By: Hassan Beydoun
Summary: On October 13th, the combination of temperatures pushing 100 degrees Fahrenheit and strong winds, caused the pine-tree dense mountains of Lebanon to burst in flames. The conditions also fostered the spreading of this fire, which found its way to residential areas such as Chouf and Khroub. These wildfires quickly claimed the title of the worst fires to hit Lebanon in decades. Officials say that over one hundred fires started with in a twenty-four hour time period. Nearly three million trees were lost in Lebanon due to fires in 2019 so far, evening out tree rehabilitation efforts over the past 15 years Surrounding countries like Cyprus and Greece sent over supplies and helicopters, for Lebanese fire equipment was outdated and the maintenance was underfunded. The fires claimed the life of one firefighter who died of suffocation in the city of Aley, and hospitalized nearly a hundred people. Some were quick to blame forest management for their inability to maintain the rich Mediterranean biome forests, for these conditions can fuel any fire that starts. Or the government's reluctance to repair and keep up with maintenance of helicopters used to contain fires, as well as other fire fighting equipment. Others blame climate change because it is very uncommon for such record breaking temperatures to be present in mid October. Regardless, citizens call on the Lebanese government to put plans into place, invest in a better fire fighting system, and better maintain the forests because scientists expect global temperatures to only rise from here.

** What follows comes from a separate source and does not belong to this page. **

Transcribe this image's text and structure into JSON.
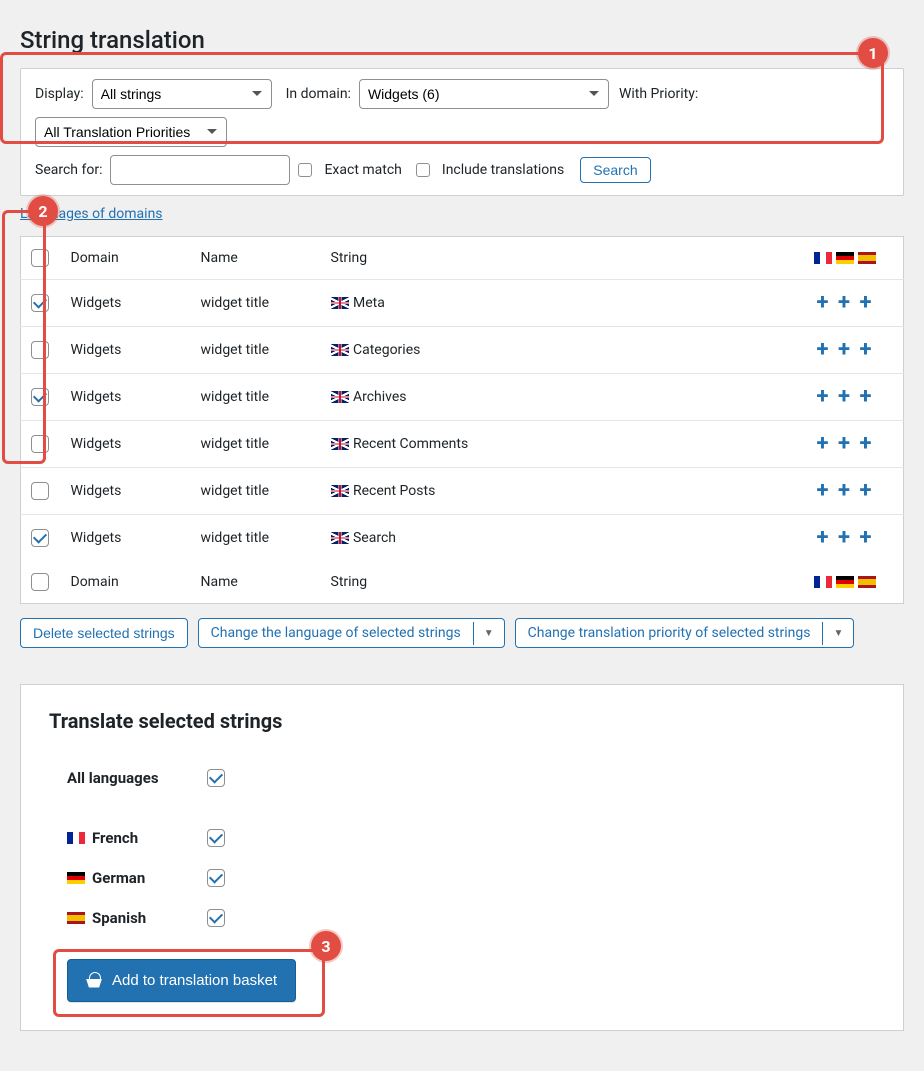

Why we should care? I believe that as temperatures continue to increase worldwide, so will the risks of fires. By tackling the same problems that are causing more fires, we can also address things like rising sea levels.
Example News Article:
I find this particular article interesting because it emphasizes the fires in Lebanon are a part of a global trend. In 2019, the fire season claimed forests in Brazil, the Congo Basin in Africa, Siberia, Lebanon, the United States of America, Australia, Portugal, Russia, Spain, Sweden, Poland, France, Italy, Greece, Bolivia, etc.These fires burned over 4 million acres, and some are still burning today. This article acknowledges the connection between global warming and the increase in warmer and drier conditions, with the increased frequency and severity of wildfires today. Additionally, it recognizes that lack of money that contributed to the spread of the fires in Lebanon. This is important because it shows that a lot of the time, its countries that can't afford the costs of climate change that are paying the price of a developed country footprint.
Science in Action.
Dr. George Mitri is an Associate Professor in the Department of Environmental Sciences at the University of Balamand in Tripoli, Lebanon.
George Mitri and his colleagues looked to develop the capacity of the Lebanese to assess and manage wildfire risk in Lebanon’s wildland-urban interface (WUI) in light of future climate change and human development in wildland areas. I believe this is an important step in dealing with fires in Lebanon. This is because it focuses on the connection between future climate change, and continued human development, and what both of those things mean when it comes to wildfires. Rising temperatures, a key indicator of climate change, evaporated moisture out of the ground, making vegetation even more flammable. Additionally, snow cover is melting sooner than ever before, making the time frame for fires to start that much longer. In fact, wildfire season is three and a half months longer than it was decades ago. All While shifting climate patterns are causing drought prone areas more successful at avoiding rainy patterns. These climate facts are crucial when attempting to combat and plan for future fires. Although Lebanon itself can not do much to mitigate climate change on a global scale, it can prepare its citizens to recognize and deal with a future full of flames.